## Saved entries
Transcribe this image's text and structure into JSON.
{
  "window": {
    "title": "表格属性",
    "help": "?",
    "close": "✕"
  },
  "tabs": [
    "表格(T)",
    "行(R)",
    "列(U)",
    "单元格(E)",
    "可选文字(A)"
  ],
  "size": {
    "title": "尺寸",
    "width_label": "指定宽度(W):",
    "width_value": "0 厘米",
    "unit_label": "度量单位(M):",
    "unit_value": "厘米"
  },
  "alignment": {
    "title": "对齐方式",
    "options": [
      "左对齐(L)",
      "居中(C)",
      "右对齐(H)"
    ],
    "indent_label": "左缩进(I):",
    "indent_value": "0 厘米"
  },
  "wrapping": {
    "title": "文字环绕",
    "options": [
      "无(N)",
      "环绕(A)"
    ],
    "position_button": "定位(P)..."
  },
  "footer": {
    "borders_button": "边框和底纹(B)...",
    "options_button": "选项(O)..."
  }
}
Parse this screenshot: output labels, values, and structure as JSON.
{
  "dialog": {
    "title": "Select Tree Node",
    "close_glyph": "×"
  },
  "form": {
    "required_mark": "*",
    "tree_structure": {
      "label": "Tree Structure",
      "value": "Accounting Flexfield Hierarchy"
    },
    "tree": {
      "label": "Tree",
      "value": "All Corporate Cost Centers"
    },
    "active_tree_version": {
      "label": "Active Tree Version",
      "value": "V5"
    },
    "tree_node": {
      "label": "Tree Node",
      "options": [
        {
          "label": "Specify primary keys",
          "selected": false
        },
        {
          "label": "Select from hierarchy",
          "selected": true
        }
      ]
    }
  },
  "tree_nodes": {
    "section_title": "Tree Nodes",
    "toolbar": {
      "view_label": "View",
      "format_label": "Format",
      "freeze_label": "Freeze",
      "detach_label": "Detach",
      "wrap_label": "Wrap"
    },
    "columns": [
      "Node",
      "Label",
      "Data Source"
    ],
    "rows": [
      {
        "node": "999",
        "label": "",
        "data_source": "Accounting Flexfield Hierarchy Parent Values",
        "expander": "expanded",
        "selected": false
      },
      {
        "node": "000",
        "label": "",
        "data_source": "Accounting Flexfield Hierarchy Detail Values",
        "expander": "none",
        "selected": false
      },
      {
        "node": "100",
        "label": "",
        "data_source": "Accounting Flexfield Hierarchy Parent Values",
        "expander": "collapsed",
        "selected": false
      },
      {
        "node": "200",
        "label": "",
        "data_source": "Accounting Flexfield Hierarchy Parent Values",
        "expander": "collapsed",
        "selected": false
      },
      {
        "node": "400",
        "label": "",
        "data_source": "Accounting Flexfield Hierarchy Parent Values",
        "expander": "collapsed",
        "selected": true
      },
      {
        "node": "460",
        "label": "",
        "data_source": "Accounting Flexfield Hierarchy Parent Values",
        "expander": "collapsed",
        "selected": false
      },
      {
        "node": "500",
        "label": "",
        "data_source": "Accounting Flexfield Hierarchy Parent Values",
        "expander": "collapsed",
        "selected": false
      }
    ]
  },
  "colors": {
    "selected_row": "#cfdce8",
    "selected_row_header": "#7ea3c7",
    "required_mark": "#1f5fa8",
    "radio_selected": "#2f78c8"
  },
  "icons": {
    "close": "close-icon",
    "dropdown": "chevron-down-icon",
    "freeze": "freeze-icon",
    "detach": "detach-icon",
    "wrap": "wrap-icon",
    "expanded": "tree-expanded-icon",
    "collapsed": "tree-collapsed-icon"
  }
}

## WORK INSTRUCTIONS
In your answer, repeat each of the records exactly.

## RESULT OF THE EXERCISE
Transcribe this image's text and structure into JSON.
{
  "window": {
    "title": "表格属性",
    "help": "?",
    "close": "✕"
  },
  "tabs": [
    "表格(T)",
    "行(R)",
    "列(U)",
    "单元格(E)",
    "可选文字(A)"
  ],
  "size": {
    "title": "尺寸",
    "width_label": "指定宽度(W):",
    "width_value": "0 厘米",
    "unit_label": "度量单位(M):",
    "unit_value": "厘米"
  },
  "alignment": {
    "title": "对齐方式",
    "options": [
      "左对齐(L)",
      "居中(C)",
      "右对齐(H)"
    ],
    "indent_label": "左缩进(I):",
    "indent_value": "0 厘米"
  },
  "wrapping": {
    "title": "文字环绕",
    "options": [
      "无(N)",
      "环绕(A)"
    ],
    "position_button": "定位(P)..."
  },
  "footer": {
    "borders_button": "边框和底纹(B)...",
    "options_button": "选项(O)..."
  }
}
Parse this screenshot: output labels, values, and structure as JSON.
{
  "dialog": {
    "title": "Select Tree Node",
    "close_glyph": "×"
  },
  "form": {
    "required_mark": "*",
    "tree_structure": {
      "label": "Tree Structure",
      "value": "Accounting Flexfield Hierarchy"
    },
    "tree": {
      "label": "Tree",
      "value": "All Corporate Cost Centers"
    },
    "active_tree_version": {
      "label": "Active Tree Version",
      "value": "V5"
    },
    "tree_node": {
      "label": "Tree Node",
      "options": [
        {
          "label": "Specify primary keys",
          "selected": false
        },
        {
          "label": "Select from hierarchy",
          "selected": true
        }
      ]
    }
  },
  "tree_nodes": {
    "section_title": "Tree Nodes",
    "toolbar": {
      "view_label": "View",
      "format_label": "Format",
      "freeze_label": "Freeze",
      "detach_label": "Detach",
      "wrap_label": "Wrap"
    },
    "columns": [
      "Node",
      "Label",
      "Data Source"
    ],
    "rows": [
      {
        "node": "999",
        "label": "",
        "data_source": "Accounting Flexfield Hierarchy Parent Values",
        "expander": "expanded",
        "selected": false
      },
      {
        "node": "000",
        "label": "",
        "data_source": "Accounting Flexfield Hierarchy Detail Values",
        "expander": "none",
        "selected": false
      },
      {
        "node": "100",
        "label": "",
        "data_source": "Accounting Flexfield Hierarchy Parent Values",
        "expander": "collapsed",
        "selected": false
      },
      {
        "node": "200",
        "label": "",
        "data_source": "Accounting Flexfield Hierarchy Parent Values",
        "expander": "collapsed",
        "selected": false
      },
      {
        "node": "400",
        "label": "",
        "data_source": "Accounting Flexfield Hierarchy Parent Values",
        "expander": "collapsed",
        "selected": true
      },
      {
        "node": "460",
        "label": "",
        "data_source": "Accounting Flexfield Hierarchy Parent Values",
        "expander": "collapsed",
        "selected": false
      },
      {
        "node": "500",
        "label": "",
        "data_source": "Accounting Flexfield Hierarchy Parent Values",
        "expander": "collapsed",
        "selected": false
      }
    ]
  },
  "colors": {
    "selected_row": "#cfdce8",
    "selected_row_header": "#7ea3c7",
    "required_mark": "#1f5fa8",
    "radio_selected": "#2f78c8"
  },
  "icons": {
    "close": "close-icon",
    "dropdown": "chevron-down-icon",
    "freeze": "freeze-icon",
    "detach": "detach-icon",
    "wrap": "wrap-icon",
    "expanded": "tree-expanded-icon",
    "collapsed": "tree-collapsed-icon"
  }
}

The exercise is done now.